6. There are ways that may help minimize the chance of getting prostate cancer.
Studies at Harvard’s School of Public Health have identified lifestyle changes that can minimize the risk of developing the aggressive form of prostate cancer. Unsurprisingly, they are many of the same things that keep diabetes, heart disease, strokes and many other diseases at bay: Quit smoking. Exercise. Eat a healthy diet. And in that diet, make sure you include two things: tomato sauce and coffee. Men who consumed at least two servings of tomato sauce a week were 20 percent less likely to develop prostate cancer and 35 percent less likely to die from it (even if they got the disease, they were more likely to have the slow-growing form). For coffee drinkers, men who drank 6 or more cups a day were 20 percent less likely to develop the disease, and if they did, 60 percent less likely to die from it. Even men who drank just 1 to 3 cups a day gained benefit. Though the lower amount of coffee gained them no benefit in the risk of getting the disease vs. non-coffee drinkers, the coffee drinkers were 30 percent less likely to die from it.
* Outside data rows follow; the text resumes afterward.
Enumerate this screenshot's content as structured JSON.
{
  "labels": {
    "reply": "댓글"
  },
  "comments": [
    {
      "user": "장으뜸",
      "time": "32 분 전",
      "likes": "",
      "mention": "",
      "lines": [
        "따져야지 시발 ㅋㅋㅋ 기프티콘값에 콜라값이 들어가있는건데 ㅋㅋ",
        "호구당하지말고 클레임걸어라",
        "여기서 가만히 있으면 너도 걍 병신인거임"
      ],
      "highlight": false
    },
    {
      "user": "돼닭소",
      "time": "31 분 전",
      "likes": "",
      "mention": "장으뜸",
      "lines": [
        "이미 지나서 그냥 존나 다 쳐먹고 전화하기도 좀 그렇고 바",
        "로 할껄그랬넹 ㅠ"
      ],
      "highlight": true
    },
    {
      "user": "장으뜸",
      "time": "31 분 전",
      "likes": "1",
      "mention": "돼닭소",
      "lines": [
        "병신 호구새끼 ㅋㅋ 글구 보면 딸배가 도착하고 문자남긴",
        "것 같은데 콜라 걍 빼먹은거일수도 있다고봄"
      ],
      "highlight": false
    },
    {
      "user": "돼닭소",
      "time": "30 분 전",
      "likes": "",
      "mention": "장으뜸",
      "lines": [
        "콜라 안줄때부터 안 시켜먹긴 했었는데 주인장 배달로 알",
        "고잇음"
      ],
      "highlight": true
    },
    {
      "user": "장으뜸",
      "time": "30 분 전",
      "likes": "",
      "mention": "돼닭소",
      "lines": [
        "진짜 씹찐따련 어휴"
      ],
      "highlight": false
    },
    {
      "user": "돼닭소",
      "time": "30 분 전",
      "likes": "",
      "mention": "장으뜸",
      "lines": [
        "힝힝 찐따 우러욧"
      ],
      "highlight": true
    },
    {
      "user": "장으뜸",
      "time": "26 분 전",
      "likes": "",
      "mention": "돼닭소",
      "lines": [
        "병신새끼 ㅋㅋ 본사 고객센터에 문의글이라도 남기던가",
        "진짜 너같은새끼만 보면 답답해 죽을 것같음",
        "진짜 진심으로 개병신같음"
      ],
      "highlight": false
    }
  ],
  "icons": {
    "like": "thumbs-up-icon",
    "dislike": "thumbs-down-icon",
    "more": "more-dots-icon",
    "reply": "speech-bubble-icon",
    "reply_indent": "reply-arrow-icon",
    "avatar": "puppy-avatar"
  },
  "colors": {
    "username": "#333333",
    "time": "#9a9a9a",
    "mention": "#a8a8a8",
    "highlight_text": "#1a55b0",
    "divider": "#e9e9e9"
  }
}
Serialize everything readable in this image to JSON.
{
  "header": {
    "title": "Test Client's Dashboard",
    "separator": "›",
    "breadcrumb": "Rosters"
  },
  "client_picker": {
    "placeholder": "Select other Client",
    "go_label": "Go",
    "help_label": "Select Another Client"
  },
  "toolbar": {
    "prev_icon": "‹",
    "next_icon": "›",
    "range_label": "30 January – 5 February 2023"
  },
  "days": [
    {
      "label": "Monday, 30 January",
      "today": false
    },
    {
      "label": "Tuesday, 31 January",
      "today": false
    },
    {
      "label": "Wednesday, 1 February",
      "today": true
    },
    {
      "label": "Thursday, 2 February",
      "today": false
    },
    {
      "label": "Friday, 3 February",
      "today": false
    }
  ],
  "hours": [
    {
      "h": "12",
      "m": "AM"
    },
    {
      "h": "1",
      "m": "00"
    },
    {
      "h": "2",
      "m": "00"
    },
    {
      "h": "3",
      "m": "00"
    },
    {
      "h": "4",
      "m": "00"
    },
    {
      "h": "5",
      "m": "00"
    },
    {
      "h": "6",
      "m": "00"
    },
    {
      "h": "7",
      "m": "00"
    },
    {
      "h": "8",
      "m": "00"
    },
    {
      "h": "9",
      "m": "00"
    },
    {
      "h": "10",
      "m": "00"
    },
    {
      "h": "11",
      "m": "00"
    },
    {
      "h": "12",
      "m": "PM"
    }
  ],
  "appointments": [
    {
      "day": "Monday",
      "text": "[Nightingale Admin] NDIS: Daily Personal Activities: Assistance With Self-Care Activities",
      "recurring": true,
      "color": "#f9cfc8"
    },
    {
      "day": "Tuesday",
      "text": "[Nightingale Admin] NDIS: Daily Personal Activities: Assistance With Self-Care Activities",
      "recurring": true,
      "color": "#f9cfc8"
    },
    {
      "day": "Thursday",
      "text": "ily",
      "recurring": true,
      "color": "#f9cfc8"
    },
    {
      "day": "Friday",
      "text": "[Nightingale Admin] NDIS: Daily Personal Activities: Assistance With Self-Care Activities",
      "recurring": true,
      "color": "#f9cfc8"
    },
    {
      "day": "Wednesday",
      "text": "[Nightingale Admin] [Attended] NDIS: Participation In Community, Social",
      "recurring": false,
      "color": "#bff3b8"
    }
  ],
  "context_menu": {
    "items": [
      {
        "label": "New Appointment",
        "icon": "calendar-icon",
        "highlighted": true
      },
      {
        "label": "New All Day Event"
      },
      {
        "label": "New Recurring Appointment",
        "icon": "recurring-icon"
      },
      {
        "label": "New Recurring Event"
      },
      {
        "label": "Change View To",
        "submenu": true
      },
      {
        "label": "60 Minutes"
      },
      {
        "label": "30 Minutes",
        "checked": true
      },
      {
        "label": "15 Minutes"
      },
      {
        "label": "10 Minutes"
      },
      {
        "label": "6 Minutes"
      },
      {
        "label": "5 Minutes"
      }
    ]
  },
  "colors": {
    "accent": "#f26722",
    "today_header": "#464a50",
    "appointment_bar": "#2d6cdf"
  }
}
7. Have sex and masturbate.
Studies have been mixed, but there have been some indications that frequent ejaculations help minimize the risk of getting prostate cancer. But whatever. It can’t hurt, and it’s fun. Get to it.